The video shows a plane flying over a high-mountain lake in northern Utah, and when a compartment at the bottom of the plane opens, hundreds of 3- inch fingerling trout are released into the air to free fall into the lake below.
DWR officials have used planes to restock ponds in Utah since 1956, according to a report written by Kamas State Fish Hatchery supervisor, Ted Hallows. Planes are used to stock the lakes that are not accessible by truck, but that still make good fisheries for anglers camping in the high mountain regions.
Aerial stocking happens several times throughout the year and typically begins in July with brook, rainbow, splake and tiger trout, the report says. The aerial-stocking season usually ends in September by stocking the lakes with several different strains of cutthroat trout.
Two DWR pilots fly the planes to airports throughout the state to collect the fish from various hatcheries. Each plane can stock seven lakes on one trip and a total of 40 to 60 lakes in one day, according to the DWR. The planes have seven compartments that fill with water to hold the fish and the compartments open when the plane is 150 feet above the water.

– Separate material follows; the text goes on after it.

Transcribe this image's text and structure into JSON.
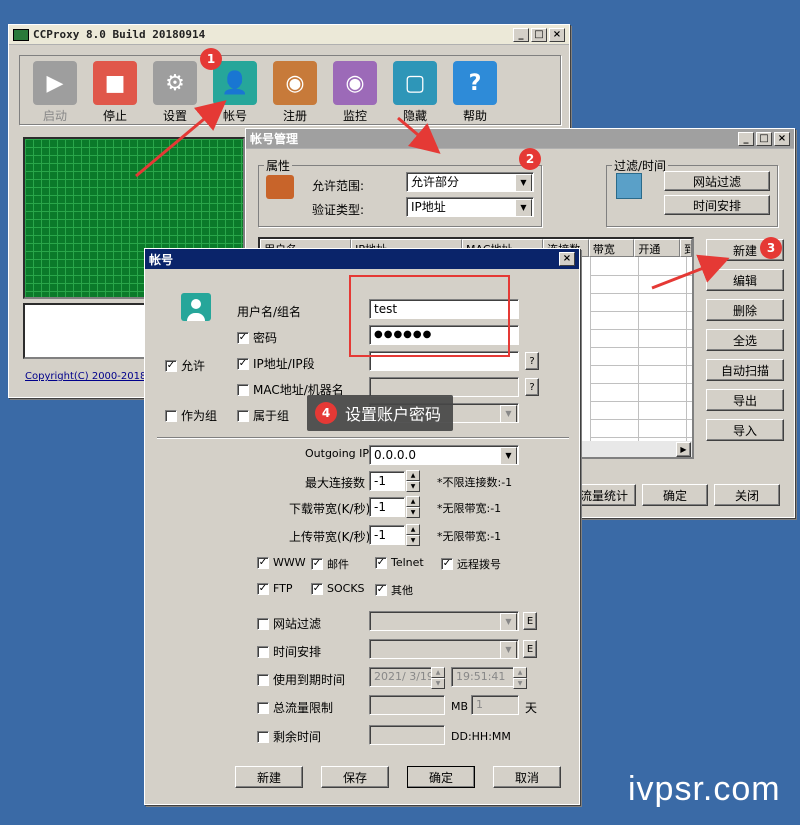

While some of the fish die during their fall, the report says the airplane ride stresses the fish less than a ground vehicle and more of them survive the trip to the lake.